Prokarium, based in London, UK, an oncological biotech company working in microbial immunotherapy, is run by a female-led team and is committed to diversity, equality and inclusion. 

The key factors involved in both these companies are that they are actively and openly promoting Equality, Diversity and Inclusion (EDI) both as part of their recruitment strategy. These aims and objectives are in line with a recent report from UK BioIndustry Association (BIA) entitled ‘Diversity and Inclusion in UK Biotech’ which highlighted the following diversity gaps:

  • Women are represented equally in biotech organisations until they reach C-suite and CEO positions when their numbers fall

  • There are too few black employees and even fewer black leaders in the biotech sector, and within computational roles there are no black employees at all

  • Junior employees are far less likely to have had a background that provided them with advantageous networking opportunities.

Promoting diversity and inclusion in biomedical recruitment

There are various strategies that biomedical organisations can adopt to attract diverse talent:

  1. Create a strong employer brand – this will signal that an organisation’s culture is attractive, distinct, strong and positive. 
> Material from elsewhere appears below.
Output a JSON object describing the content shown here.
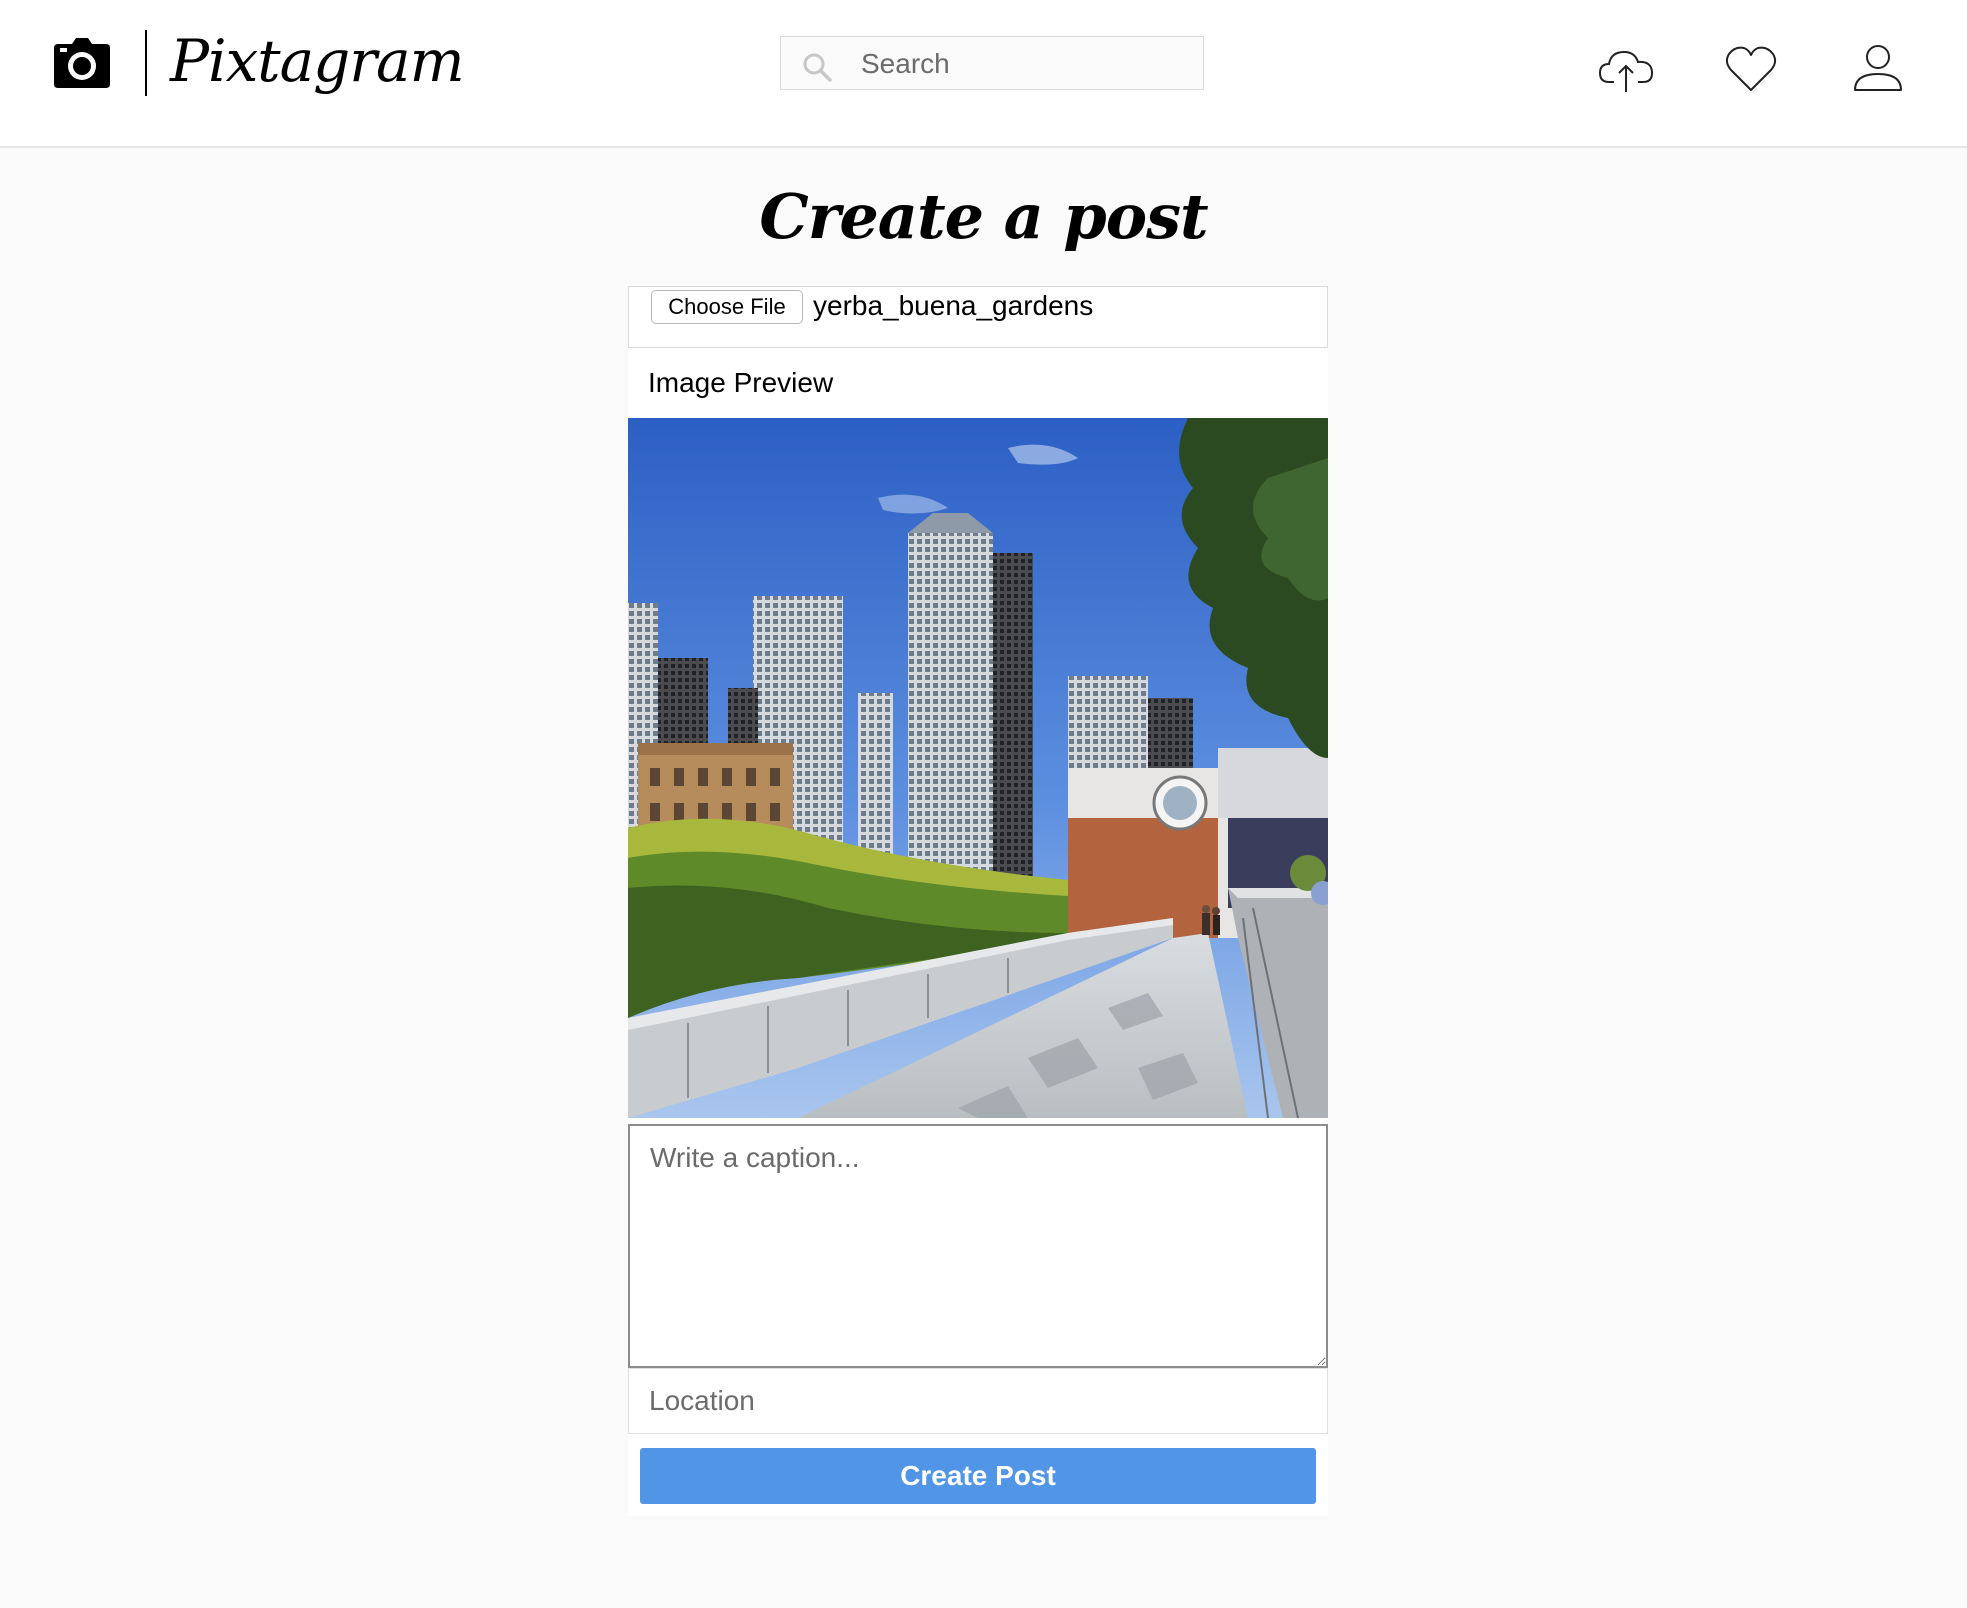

  2. Offer training for personal development – both experienced staff and new hires benefit from support. 

  3. Offer remote working – 5 days a week in the office (or the lab) doesn’t work for everyone, especially if someone has mental or physical health challenges. 
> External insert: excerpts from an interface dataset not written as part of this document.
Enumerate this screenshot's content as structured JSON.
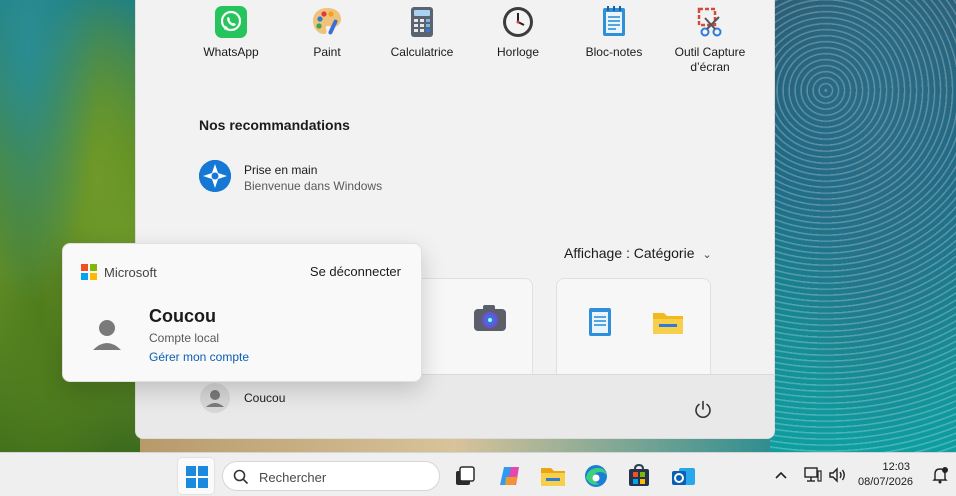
{
  "start_menu": {
    "pinned_apps": [
      {
        "label": "WhatsApp",
        "icon": "whatsapp-icon"
      },
      {
        "label": "Paint",
        "icon": "paint-palette-icon"
      },
      {
        "label": "Calculatrice",
        "icon": "calculator-icon"
      },
      {
        "label": "Horloge",
        "icon": "clock-icon"
      },
      {
        "label": "Bloc-notes",
        "icon": "notepad-icon"
      },
      {
        "label": "Outil Capture d’écran",
        "icon": "snipping-tool-icon"
      }
    ],
    "recommendations": {
      "title": "Nos recommandations",
      "items": [
        {
          "name": "Prise en main",
          "subtitle": "Bienvenue dans Windows",
          "icon": "get-started-icon"
        }
      ]
    },
    "view_selector": {
      "label": "Affichage : Catégorie"
    },
    "user": {
      "name": "Coucou"
    }
  },
  "account_flyout": {
    "brand": "Microsoft",
    "signout_label": "Se déconnecter",
    "name": "Coucou",
    "account_type": "Compte local",
    "manage_link": "Gérer mon compte"
  },
  "taskbar": {
    "search_placeholder": "Rechercher",
    "pinned": [
      "start-icon",
      "task-view-icon",
      "copilot-icon",
      "file-explorer-icon",
      "edge-icon",
      "store-icon",
      "outlook-icon"
    ],
    "clock": {
      "time": "12:03",
      "date": "08/07/2026"
    }
  },
  "colors": {
    "accent": "#0a5fb4",
    "start_bg": "#f2f2f2",
    "taskbar_bg": "#efefef"
  }
}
Mitigating biases in the hiring process is one of the fundamental ways of improving it. Most of us have unconscious biases – these may focus on race, sex, age or disability. Some ways of combating this include:

Education and training – training should be given to help hiring managers and other employees understand unconscious bias and how it affects their decision making. 

Change job descriptions and adverts – use neutral words such as ‘cooperation’ and ‘collaborate’ to attract women, people with disabilities, older people, or people from ethnic minorities.

‘Blind’ CVs – removing personal details (such as name/age/sex/ethnicity etc) from a CV helps hiring managers make a choice based on ability and potential. 

Building a culture of inclusion can be difficult but the rewards will be ample. Inclusion means that everyone belongs, is respected and has the opportunity to contribute and thrive. It also means that team diversity brings fresh perspectives, different skills, and distinct lives to a workplace, making it more productive and innovative. Inclusion must also mean that minority employees are given a fair chance to progress in their career, and are not just there to tick a box on an EDI form. 

The future of diversity in biomedical teams

Diversity within biomedical science in the future is essential if the industry is to continue to serve a diverse population. The evidence proves that having diverse teams encourages greater innovation, increases the scale of research and allows novel approaches to be taken. 

The potential impact on future biomedical projects for non-inclusive organisations will be to limit themselves, to restrict opportunities for growth, and to operate in a narrow field which does not serve the population of the world as it should. 


The importance of diversity in biomedical teams cannot be understated. Without representation within the industry women, people of colour, LGBTQ+ people, people with physical or mental challenges, and anyone who varies from the ‘white male’ norm will lose the opportunity to make the world a better, fairer and healthier place.

If you’re looking to make inclusive changes in your workplace and are ready to embrace diversity in the industry, call us now on +31 (0)20 2044 502, email us at partner@panda-int.com, or fill in the form here